<> writes:

>The author also stated that emergency oxygen systems
>on airliners had never saved a single life. Is this true? Any
>counterexamples? I know of at least three explosive decompressions
>where most of the passengers survived: the DC-10 where the cargo
>door blew out over Canada, the Aloha Air 737 where the top of the
>forward fuselage came off, and the 747 that lost a cargo door
>over the Pacific. Did oxygen systems help in any of these cases?

I would not doubt the statement. Drop down oxygen systems do not supply
oxygen under pressure. Above approximately 25,000 feet, oxygen needs to
be supplied under pressure, otherwise the hemoglobin will not absorb the
oxygen present.

The flight crews will have quick donning masks that will supply the
oxygen under pressure. The mask will actually inflate the lungs and the
user will have to forcibly exhale.

It was noted at the High Altitude and Flight Physiology training at ADW,
that unless the crew already was using oxygen, the best outcome of an
explosive decompression at high altitudes (35,000 feet+) would be the
crew would gray out during the process of donning the masks.

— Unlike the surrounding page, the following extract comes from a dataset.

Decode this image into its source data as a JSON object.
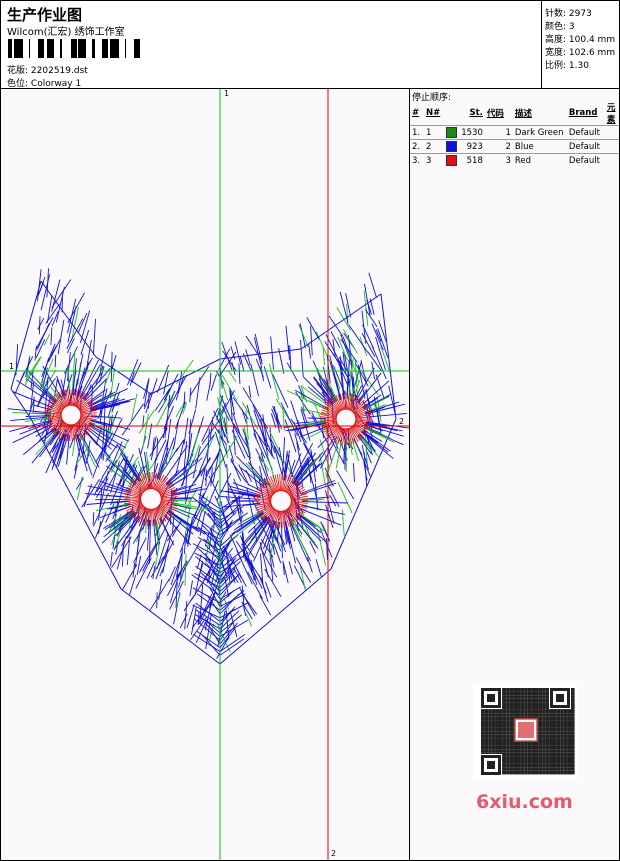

Of course,
the worst outcome is the crew taking longer than the few seconds of
useful consciousness they have to don the masks and blacking out.

This is the reason that above 25,000 feet, if one crew member leaves the
flight deck, the remaining crew member is required to use supplemental
oxygen. Above 35,000 feet, regardless of number of crew members on the
flight deck, one crew member must utilize supplemental oxygen.

If you are on an aircraft when the overhead masks deploy, go ahead and
quickly pull the mask fully down (this starts the oxygen flow) and place
the mask over your nose and mouth. If this occurs at high altitude, just
plan on waking up with a slight headache after the crew has completed
the emergency descent.